The Costas are on the Great Loop, a long-distance boating trip of 6,000 miles. Along the way, every 10 days, they anchor in a community for a "day of donating" called Loopers Care.
“We are a middle-aged couple who are just having a blast with this and decided to do charity along the way,” says Susan, whose 35-foot boat, "Lucky Me," is docked at the Ottawa Beach Marina for maintenance.
The couple posted a request on a Holland Facebook page for recommendations of local nonprofits. After reviewing many suggestions, they selected Resilience: Advocates for Ending Violence
, Hope Pkgs
and Shields of Hope West Michigan
as the beneficiaries of their donations.
Local boating friends Rick and Rhonda Spykman offered to match Greg and Susan's donation, and together the couples purchased more than $375 worth of items on the Resilience shelter’s wish list.
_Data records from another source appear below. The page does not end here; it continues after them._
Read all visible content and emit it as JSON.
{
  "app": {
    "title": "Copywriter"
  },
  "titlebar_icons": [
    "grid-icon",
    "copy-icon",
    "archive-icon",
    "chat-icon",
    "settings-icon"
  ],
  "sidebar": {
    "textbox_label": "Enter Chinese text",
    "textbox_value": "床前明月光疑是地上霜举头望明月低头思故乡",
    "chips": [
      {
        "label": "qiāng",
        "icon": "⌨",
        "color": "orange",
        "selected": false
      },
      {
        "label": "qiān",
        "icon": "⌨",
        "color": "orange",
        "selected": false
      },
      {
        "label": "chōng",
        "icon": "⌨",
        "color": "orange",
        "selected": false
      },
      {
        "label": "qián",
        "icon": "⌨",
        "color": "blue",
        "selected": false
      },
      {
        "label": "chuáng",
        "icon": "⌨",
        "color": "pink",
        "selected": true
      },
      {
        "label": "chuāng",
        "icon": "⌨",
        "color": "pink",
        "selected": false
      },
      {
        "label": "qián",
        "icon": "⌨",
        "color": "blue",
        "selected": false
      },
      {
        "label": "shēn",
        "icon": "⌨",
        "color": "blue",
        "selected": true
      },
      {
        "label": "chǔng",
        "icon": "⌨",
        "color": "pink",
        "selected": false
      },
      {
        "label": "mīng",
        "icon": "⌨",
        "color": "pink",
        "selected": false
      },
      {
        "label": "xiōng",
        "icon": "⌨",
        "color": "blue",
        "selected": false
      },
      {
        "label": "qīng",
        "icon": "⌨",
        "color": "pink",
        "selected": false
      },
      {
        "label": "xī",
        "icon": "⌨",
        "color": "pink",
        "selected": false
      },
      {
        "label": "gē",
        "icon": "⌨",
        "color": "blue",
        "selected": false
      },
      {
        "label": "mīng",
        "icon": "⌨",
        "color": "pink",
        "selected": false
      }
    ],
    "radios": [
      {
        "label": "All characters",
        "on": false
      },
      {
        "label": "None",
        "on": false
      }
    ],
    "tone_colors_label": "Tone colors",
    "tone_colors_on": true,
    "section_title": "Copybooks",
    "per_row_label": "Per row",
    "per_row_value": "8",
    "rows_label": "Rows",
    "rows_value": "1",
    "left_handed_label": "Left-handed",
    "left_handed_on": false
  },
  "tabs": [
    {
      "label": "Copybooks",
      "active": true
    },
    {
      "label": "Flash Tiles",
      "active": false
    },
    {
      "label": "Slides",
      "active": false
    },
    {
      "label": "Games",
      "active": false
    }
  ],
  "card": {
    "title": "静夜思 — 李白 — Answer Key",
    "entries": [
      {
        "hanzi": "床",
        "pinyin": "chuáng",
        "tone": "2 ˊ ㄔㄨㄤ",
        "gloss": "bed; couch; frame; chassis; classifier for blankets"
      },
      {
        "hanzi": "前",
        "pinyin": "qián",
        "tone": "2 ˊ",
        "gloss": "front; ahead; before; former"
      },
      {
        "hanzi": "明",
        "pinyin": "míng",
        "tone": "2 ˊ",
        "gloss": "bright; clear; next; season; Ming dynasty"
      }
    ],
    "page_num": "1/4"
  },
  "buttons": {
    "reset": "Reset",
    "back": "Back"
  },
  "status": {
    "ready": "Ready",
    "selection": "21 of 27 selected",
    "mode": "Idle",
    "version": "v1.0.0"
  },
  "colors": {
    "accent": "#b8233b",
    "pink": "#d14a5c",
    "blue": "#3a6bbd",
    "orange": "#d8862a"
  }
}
Hope Pkgs is a Holland organization that provides first-night supplies for children entering the foster system. In her research, Susan says she learned that many children who go into foster care aren’t able to take any of their belongings because of health or safety reasons. As her donation to the organization, she spent roughly $400 to buy 12 backpacks and fill each with pajamas, underwear, socks, and sundry items.
‘Day of donating’ projects
She was able to do the shopping for this “day of donating” because they had rented a car during their visit, which isn’t always the case.
“When we started this the very first time in 2019, our first Loopers Care donation went to the Coast Guard because it was during the government shutdown and they weren’t getting paid. We were docked in Charleston, South Carolina, and we found out where their building was, and we brought pizza and soda for everyone,” Susan says.
The donations in Holland are the Costas’ 39th, 40th and 41st projects. The cause can be just about anything; the only requirement is that it’s given through a nonprofit and directly benefits the community they are visiting.
Greg Costa gives Sherry Martens of Resilience a donation for a women's shelter. Local boaters Rick and Rhonda Spykman donated items on the nonprofit's wish list.
“We typically don't do two of them, but because our friends from the Loop are matching our donation, we picked two. Typically, it’s one day and one organization,” Susan says.
Their Loopers Care projects have ranged from cleaning a public beach in Florida to paying for lunches for members at a senior center in Canada.
The couple’s 2010 boat gives them a special connection to the community. It is made by Holland manufacturer Tiara Yachts. The Costas took a tour of the yacht maker’s plant during their last visit in 2019.
The Lucky Me is registered in Mount Hope Bay, Rhode Island, and the Costas have a retirement home in North Fort Myers, Florida.
This is their second time doing the loop, and they plan to leave this week to head to Chicago, where they will follow rivers south, eventually ending up in Mobile, Alabama.
About 500 boats take part in the Great Loop each year, although fewer than one-third finish the trip, which can take a year or longer. The Costas spent 18 months completing the loop their first time, but this time plan to do it in six months. Along the way, they are stopping to donate to local nonprofits that serve the community.
The couple has written a 64-page e-book, Cruising the Bahamas with the Lucky Me
, about their boating experiences, which they give away at their stops. So far, over 17,000 copies have been distributed.
The couple says they hope to return to Holland again.
Until then, you can follow the Costas' adventures aboard Lucky Me in this Facebook group.
CFZH awards nearly $450,000 in grants to meet increased need for services